Fact of the Day (2/28) - Philip Ahn

Philip Ahn was an outstanding Korean-American actor and community leader. Ahn was a pioneer: he was the first Korean American to have appeared in Hollywood movies and first Asian American with a star on the Hollywood Walk of Fame. Born on March 29, 1905, in Highland Park, California, he was the first Korean American citizen born in the United States. Ahn’s father was a diplomat and his mother was only the second Korean woman at the time in the country. He went to high school and graduated as the valedictorian and then studied at the University of Southern California. Although he wanted to be an actor, his mother did not and wanted him to focus on his studies instead and even grounded him for days. His father encouraged him to be the best actor possible, and he started to take drama and speech classes to improve his performance. However, that did not essentially give him opportunities. Producers discriminated him early in his career and wanted him to portray stereotypical “yellow peril” roles with heavy Asian accents. In one instance, Ahn was rejected from a role, because his English was too good. Still, Ahn persevered and acted in many films, such as The Story of Dr. WassellDaughter of ShanghaiThoroughly Modern Millie. Moreover, aside from acting, Ahn was a profound leader, advocate, and spokesperson for the Korean American community.

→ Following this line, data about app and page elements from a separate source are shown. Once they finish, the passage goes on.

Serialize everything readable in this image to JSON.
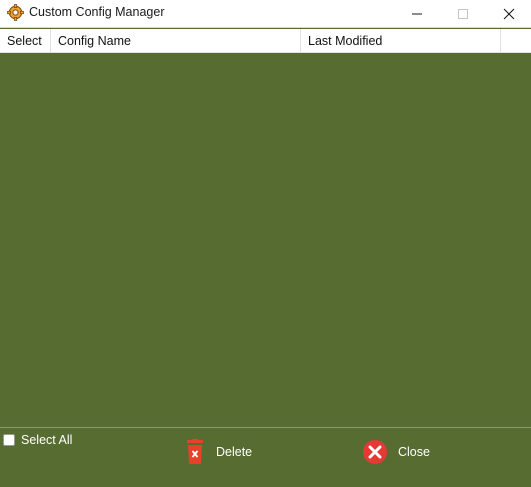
{
  "window": {
    "title": "Custom Config Manager",
    "icon": "gear-app-icon"
  },
  "grid": {
    "columns": [
      "Select",
      "Config Name",
      "Last Modified"
    ],
    "rows": []
  },
  "footer": {
    "select_all_label": "Select All",
    "select_all_checked": false,
    "delete_label": "Delete",
    "close_label": "Close"
  },
  "colors": {
    "background": "#576c31",
    "delete_icon": "#e8412a",
    "close_icon": "#e53935"
  }
}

"The screen is not restricted to one class of people,” Ahn expressed, "and through bringing the customs of one country to another it creates understanding among the peoples; thus eventually international relations will be brought about.”

Source: http://www.philipahn.com/pacessay.html